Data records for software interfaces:
--- START ---

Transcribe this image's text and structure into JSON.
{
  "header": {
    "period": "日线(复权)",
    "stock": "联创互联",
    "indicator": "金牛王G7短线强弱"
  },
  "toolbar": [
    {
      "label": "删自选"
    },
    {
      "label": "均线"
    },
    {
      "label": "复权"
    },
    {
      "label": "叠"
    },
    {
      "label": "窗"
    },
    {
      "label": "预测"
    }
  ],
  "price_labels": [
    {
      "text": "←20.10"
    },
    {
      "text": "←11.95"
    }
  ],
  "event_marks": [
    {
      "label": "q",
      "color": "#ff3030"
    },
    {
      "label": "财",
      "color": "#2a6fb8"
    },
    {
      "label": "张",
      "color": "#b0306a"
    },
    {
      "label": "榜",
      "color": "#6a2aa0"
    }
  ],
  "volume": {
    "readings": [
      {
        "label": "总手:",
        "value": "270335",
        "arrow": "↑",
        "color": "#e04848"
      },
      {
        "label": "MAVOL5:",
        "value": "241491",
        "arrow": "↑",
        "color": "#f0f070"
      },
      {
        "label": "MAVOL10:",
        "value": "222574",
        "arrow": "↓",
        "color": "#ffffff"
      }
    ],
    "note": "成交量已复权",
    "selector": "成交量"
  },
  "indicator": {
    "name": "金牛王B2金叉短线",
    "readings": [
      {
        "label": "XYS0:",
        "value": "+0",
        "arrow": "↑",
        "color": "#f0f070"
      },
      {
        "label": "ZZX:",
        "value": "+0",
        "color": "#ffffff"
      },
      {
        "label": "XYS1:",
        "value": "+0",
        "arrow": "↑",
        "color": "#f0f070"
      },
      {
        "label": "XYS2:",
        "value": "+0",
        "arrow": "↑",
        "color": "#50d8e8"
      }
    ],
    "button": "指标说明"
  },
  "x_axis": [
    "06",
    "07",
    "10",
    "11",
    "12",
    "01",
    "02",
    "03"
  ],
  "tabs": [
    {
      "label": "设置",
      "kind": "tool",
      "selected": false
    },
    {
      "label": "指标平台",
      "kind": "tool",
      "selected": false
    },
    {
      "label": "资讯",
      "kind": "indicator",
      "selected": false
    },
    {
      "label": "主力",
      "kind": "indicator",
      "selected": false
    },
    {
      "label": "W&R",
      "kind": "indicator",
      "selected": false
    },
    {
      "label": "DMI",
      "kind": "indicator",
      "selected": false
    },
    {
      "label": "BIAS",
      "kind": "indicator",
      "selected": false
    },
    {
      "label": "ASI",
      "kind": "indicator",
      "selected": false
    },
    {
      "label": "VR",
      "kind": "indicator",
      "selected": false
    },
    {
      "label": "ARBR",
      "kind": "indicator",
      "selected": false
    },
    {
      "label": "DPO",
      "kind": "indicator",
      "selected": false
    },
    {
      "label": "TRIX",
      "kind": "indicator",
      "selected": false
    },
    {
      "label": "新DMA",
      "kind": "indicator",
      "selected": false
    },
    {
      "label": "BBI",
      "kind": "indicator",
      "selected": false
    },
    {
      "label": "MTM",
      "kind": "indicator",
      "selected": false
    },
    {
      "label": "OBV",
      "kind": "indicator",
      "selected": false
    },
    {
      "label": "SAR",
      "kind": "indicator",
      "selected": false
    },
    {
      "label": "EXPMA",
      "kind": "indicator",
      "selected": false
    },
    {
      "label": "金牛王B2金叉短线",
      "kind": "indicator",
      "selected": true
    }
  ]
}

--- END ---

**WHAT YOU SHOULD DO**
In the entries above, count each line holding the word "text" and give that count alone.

**YOUR SOLUTION**
3